TO DO — Among the entries that follow, find every line with the word "code" and list it.

(Entries from a dataset of interfaces)
........
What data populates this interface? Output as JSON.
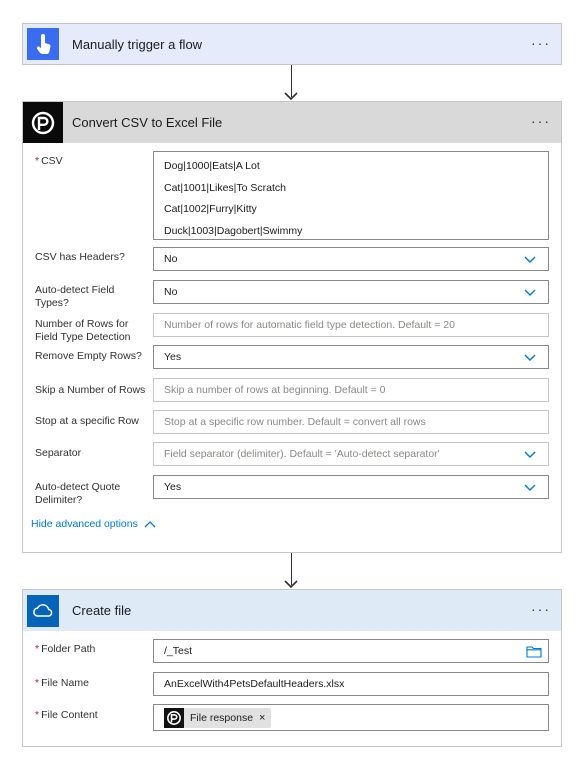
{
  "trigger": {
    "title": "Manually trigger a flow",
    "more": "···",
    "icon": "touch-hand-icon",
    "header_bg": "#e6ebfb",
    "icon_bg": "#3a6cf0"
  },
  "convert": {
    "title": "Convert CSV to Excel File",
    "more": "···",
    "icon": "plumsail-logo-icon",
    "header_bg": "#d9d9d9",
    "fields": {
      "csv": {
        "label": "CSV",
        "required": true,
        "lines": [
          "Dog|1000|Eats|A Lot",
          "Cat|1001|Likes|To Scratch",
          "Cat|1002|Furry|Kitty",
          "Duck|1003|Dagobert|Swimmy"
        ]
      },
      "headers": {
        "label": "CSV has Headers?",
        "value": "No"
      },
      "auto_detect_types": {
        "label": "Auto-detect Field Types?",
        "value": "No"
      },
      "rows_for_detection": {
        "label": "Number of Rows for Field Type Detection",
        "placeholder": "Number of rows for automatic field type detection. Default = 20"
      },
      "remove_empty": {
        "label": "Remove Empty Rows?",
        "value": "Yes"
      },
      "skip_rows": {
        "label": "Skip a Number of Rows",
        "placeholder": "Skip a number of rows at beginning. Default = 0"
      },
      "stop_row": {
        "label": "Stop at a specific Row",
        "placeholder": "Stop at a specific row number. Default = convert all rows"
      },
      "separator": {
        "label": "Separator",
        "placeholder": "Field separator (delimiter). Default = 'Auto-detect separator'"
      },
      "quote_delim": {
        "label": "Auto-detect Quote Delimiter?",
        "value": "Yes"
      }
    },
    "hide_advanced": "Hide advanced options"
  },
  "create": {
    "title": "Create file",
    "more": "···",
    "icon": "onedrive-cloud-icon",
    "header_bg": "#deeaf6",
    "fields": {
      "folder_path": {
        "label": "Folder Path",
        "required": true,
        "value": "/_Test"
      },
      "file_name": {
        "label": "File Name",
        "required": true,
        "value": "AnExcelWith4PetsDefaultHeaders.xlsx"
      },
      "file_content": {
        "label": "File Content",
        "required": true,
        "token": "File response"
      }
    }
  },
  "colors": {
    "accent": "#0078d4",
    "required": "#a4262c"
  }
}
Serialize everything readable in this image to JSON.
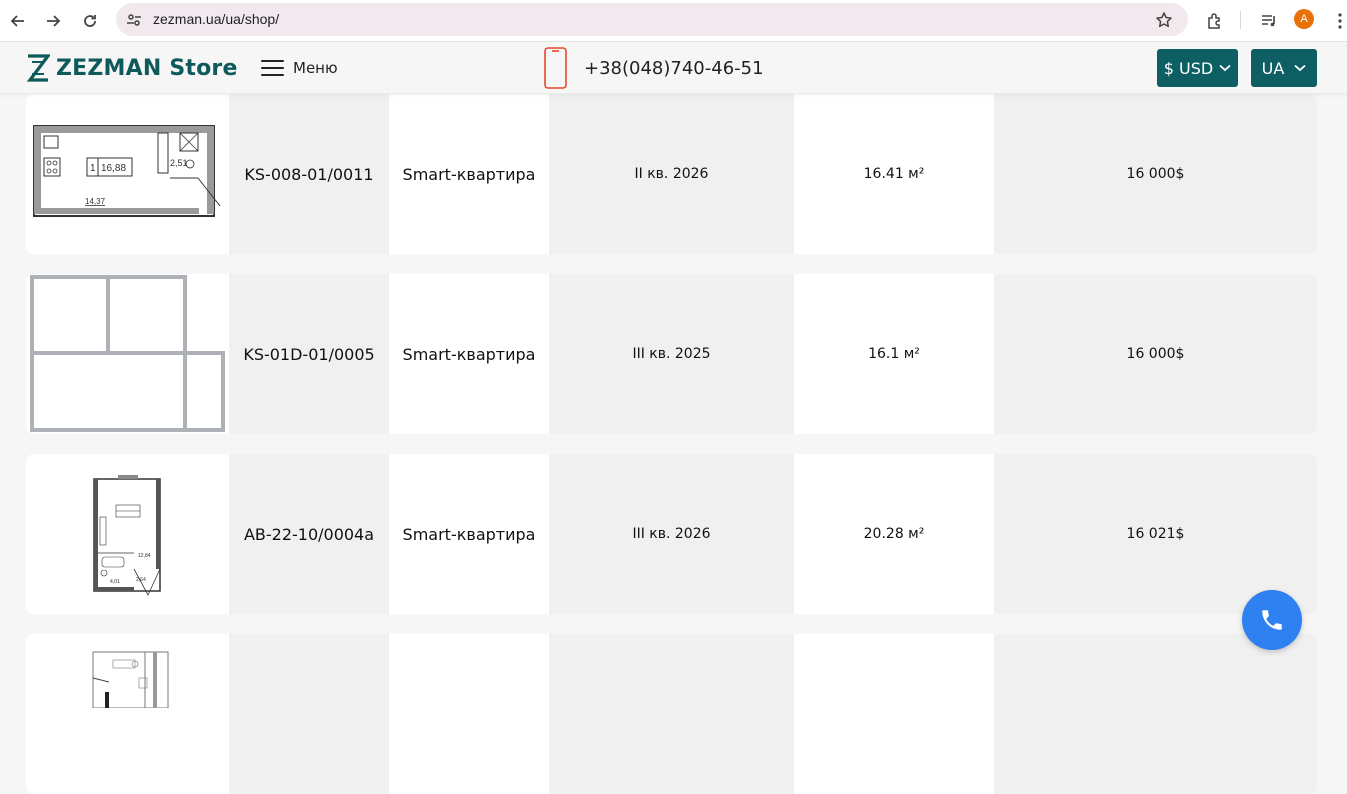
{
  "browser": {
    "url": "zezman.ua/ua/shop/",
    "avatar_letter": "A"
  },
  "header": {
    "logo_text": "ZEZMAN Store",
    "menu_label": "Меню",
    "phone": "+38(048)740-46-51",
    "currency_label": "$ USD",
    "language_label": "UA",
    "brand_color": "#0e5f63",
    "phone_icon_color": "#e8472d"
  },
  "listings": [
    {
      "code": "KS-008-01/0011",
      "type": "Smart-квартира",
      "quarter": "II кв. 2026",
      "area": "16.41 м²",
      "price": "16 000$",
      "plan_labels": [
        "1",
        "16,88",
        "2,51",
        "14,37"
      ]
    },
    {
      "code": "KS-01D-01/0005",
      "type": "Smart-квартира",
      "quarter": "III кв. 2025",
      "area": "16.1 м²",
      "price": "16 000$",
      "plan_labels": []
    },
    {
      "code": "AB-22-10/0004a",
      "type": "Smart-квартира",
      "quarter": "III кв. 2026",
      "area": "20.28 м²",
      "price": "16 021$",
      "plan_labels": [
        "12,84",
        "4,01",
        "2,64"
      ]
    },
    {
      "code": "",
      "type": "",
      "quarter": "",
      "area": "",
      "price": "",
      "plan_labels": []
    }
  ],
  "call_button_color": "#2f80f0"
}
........
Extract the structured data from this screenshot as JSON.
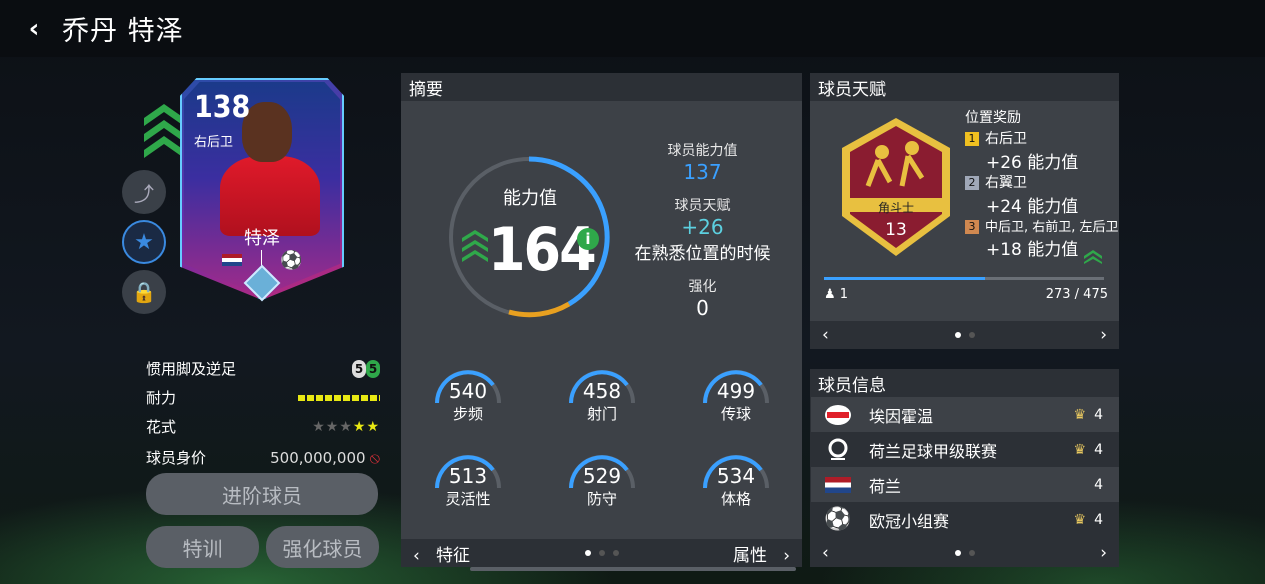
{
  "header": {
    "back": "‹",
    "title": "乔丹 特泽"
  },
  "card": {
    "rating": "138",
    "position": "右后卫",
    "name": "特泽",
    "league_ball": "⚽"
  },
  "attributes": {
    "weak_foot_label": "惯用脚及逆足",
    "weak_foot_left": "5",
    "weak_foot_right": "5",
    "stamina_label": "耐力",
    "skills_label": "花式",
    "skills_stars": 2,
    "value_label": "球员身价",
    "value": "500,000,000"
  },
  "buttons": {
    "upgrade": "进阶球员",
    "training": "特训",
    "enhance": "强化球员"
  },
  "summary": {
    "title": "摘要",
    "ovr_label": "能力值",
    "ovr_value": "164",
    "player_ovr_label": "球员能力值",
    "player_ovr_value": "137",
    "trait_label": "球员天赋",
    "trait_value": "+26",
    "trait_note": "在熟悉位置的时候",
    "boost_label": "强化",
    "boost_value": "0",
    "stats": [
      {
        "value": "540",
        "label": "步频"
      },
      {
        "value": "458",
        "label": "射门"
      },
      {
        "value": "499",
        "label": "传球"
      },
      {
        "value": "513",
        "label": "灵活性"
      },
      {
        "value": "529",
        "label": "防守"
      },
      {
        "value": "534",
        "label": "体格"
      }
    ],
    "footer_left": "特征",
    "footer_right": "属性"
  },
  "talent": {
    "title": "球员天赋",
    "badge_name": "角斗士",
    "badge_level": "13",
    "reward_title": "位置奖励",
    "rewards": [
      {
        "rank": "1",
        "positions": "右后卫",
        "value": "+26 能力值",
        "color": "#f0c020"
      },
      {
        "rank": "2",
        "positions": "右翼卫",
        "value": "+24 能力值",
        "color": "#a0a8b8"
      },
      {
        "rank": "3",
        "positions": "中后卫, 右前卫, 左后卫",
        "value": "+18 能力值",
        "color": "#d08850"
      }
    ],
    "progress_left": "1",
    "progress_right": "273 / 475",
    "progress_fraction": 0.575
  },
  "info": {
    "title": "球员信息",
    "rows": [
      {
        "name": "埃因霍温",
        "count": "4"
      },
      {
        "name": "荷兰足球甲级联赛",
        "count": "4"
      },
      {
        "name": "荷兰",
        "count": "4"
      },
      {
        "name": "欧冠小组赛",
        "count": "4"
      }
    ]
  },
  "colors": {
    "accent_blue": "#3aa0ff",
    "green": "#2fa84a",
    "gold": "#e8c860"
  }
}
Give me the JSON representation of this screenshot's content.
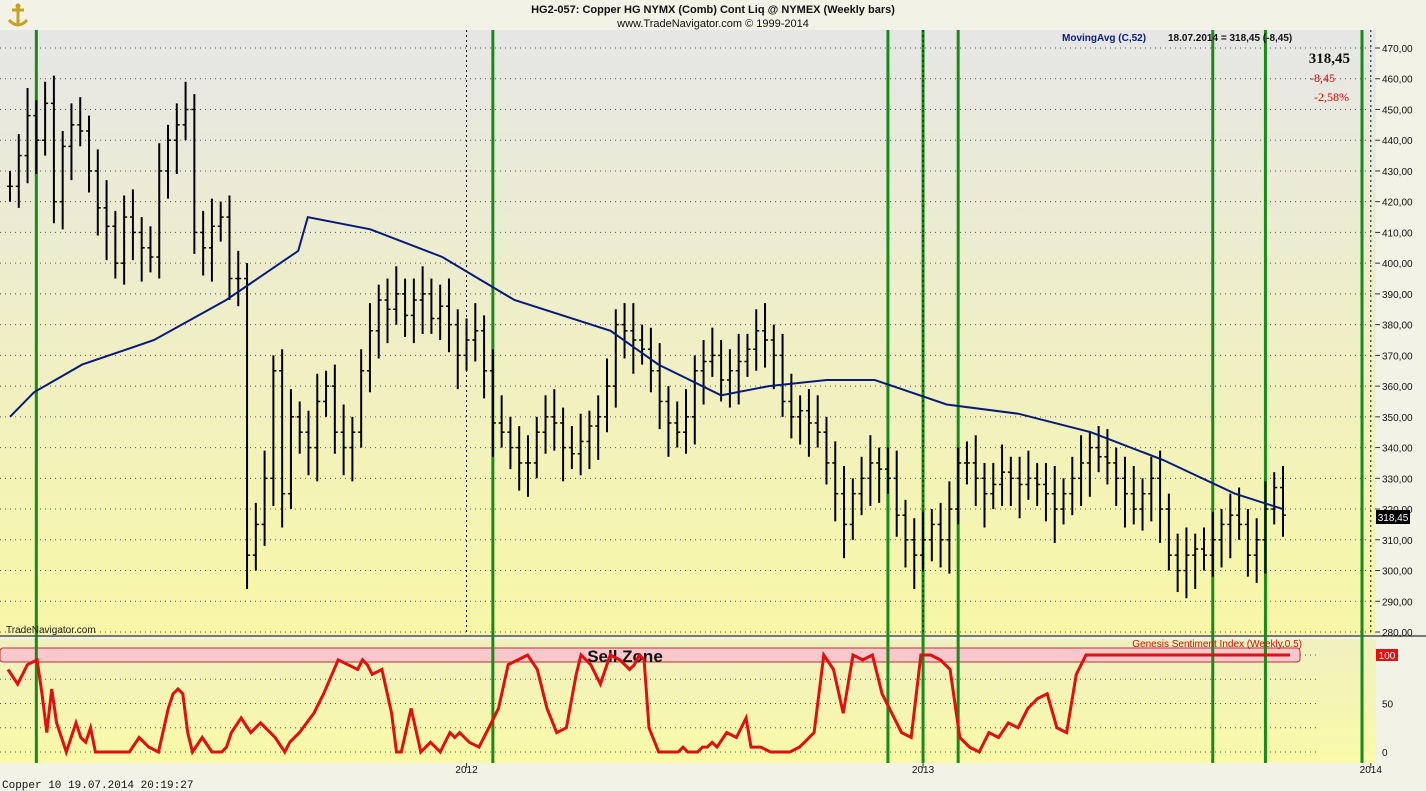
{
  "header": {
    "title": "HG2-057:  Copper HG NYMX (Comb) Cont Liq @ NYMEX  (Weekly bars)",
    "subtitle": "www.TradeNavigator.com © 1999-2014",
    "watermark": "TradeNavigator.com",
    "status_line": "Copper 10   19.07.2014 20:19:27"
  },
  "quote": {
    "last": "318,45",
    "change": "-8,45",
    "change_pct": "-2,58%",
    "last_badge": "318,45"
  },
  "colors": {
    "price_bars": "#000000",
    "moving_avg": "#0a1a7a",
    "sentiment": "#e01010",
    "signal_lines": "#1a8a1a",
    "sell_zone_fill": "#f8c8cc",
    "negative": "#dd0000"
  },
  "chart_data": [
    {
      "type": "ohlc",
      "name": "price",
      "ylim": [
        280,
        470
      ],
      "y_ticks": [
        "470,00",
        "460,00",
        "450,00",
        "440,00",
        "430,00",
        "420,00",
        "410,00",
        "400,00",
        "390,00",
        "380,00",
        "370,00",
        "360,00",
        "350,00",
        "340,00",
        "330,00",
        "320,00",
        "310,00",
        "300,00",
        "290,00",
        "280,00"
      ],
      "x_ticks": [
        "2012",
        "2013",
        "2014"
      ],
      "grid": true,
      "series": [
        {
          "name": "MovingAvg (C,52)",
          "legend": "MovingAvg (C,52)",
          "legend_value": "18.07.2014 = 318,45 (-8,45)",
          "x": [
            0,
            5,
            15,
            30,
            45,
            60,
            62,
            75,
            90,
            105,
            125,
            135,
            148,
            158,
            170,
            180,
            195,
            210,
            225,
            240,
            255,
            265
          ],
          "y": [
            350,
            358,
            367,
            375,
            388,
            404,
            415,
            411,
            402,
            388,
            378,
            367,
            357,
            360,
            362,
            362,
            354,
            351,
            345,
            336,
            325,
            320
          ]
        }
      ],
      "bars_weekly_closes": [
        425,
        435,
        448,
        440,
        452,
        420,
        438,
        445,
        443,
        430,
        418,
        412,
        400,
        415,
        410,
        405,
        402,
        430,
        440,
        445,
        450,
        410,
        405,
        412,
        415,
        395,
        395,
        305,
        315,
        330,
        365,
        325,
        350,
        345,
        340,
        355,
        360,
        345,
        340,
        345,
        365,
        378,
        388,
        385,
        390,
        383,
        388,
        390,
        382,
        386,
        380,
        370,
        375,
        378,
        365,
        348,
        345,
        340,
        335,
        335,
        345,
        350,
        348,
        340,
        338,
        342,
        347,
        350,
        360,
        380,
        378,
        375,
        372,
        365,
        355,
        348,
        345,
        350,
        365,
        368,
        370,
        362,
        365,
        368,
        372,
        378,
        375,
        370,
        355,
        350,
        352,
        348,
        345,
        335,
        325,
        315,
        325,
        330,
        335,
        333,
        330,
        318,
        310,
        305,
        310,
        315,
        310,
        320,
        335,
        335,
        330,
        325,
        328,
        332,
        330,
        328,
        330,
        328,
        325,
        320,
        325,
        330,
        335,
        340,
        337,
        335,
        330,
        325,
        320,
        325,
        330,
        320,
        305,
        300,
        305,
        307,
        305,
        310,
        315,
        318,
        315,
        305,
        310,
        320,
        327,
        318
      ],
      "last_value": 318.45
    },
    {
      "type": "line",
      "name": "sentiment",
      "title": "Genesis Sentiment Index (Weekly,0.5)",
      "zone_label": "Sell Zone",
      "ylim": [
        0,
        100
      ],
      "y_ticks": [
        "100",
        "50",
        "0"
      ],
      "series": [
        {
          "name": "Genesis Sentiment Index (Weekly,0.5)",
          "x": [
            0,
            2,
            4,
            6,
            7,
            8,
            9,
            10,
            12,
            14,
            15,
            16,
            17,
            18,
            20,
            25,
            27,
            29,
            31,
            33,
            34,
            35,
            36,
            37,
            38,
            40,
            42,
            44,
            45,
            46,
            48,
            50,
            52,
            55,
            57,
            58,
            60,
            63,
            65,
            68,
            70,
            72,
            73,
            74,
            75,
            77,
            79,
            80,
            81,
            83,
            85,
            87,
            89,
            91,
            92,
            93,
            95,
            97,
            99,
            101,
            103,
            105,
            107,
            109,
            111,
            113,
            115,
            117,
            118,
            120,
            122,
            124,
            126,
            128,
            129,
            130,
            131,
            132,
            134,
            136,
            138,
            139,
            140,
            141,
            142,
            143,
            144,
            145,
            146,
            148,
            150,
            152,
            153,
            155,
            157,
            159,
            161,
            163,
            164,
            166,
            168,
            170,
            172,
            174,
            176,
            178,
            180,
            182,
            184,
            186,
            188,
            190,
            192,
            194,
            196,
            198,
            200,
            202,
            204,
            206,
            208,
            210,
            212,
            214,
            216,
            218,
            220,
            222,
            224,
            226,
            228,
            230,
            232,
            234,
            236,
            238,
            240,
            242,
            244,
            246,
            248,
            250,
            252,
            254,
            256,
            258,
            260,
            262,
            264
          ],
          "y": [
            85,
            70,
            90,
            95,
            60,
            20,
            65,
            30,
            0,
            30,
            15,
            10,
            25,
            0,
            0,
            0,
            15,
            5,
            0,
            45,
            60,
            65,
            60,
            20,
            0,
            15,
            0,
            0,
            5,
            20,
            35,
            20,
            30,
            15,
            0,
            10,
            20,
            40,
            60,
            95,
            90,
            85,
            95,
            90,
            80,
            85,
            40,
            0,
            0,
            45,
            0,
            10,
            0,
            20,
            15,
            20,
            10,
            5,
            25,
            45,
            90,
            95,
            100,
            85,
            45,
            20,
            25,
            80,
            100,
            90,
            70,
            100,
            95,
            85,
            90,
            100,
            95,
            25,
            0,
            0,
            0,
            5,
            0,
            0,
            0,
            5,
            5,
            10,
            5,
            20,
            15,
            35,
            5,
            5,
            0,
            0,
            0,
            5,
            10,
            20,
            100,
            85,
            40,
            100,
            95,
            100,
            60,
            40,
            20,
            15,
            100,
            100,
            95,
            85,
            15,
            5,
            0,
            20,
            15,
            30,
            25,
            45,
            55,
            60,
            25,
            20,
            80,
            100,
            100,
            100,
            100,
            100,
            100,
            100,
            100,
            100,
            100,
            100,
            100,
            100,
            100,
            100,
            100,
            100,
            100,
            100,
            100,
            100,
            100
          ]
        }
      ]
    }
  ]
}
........
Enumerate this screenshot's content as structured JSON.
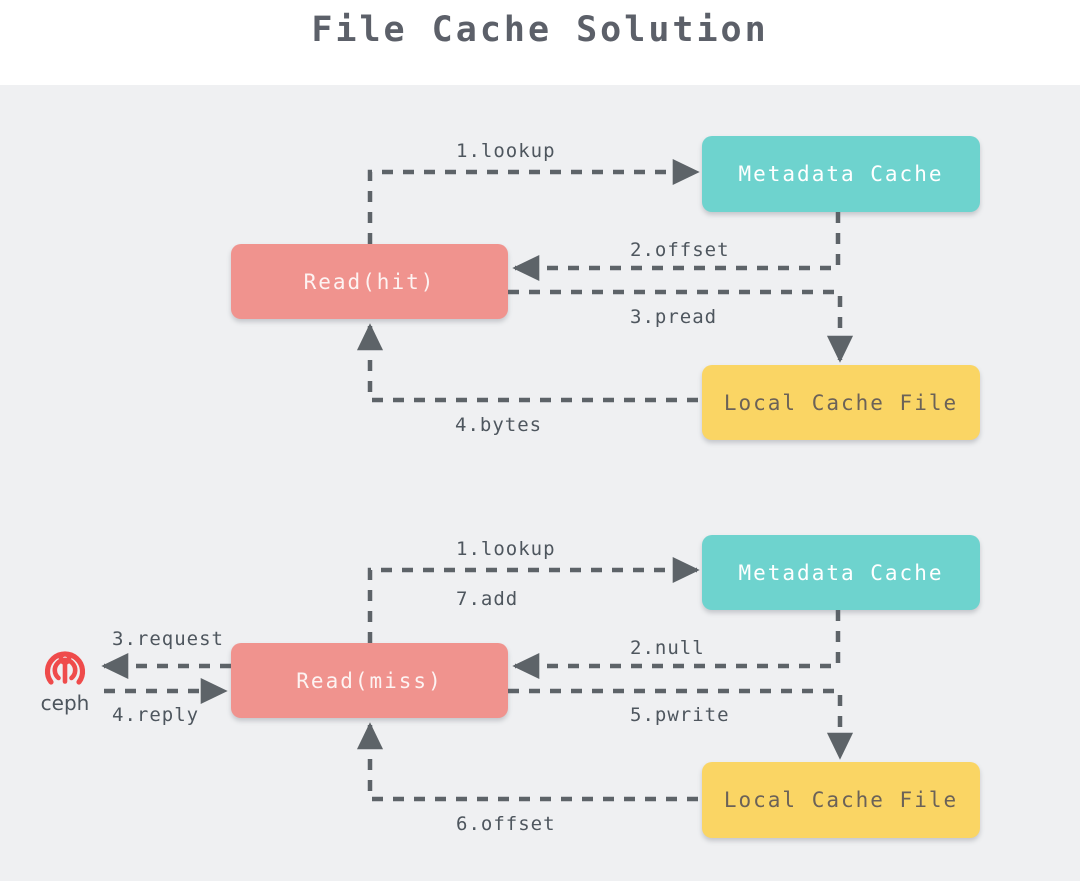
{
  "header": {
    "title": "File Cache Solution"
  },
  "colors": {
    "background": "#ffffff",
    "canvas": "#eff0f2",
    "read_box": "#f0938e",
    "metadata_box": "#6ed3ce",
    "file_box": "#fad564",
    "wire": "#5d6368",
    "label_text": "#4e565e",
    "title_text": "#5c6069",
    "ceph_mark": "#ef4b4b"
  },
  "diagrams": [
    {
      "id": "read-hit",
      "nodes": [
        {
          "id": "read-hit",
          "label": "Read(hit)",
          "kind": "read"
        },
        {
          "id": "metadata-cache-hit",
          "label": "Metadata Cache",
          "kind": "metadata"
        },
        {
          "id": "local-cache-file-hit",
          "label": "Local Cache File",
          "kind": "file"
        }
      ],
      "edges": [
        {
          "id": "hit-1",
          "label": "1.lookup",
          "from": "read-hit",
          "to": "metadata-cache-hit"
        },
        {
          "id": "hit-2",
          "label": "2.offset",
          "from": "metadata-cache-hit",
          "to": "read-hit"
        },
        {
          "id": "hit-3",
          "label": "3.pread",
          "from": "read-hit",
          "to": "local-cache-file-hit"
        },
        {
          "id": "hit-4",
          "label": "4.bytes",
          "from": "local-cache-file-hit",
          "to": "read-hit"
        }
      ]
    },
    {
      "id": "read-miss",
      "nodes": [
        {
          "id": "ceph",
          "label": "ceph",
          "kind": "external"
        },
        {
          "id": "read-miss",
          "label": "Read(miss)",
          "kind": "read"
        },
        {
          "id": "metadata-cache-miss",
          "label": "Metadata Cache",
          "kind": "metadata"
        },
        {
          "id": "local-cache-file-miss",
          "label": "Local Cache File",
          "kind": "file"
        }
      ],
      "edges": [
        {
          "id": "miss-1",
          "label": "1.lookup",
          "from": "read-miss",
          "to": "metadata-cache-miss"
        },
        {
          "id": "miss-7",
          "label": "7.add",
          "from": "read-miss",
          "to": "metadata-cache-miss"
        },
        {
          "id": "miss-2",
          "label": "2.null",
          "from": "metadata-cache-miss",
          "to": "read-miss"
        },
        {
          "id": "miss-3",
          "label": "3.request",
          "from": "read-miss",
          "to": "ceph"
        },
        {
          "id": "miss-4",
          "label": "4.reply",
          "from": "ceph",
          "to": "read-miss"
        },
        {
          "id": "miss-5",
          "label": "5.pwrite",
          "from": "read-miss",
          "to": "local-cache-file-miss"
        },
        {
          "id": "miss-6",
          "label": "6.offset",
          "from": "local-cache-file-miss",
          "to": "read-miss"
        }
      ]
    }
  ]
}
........
RESPONSE BELOW —
      "code": "KS-008-01/0011",
      "code": "KS-01D-01/0005",
      "code": "AB-22-10/0004a",
      "code": "",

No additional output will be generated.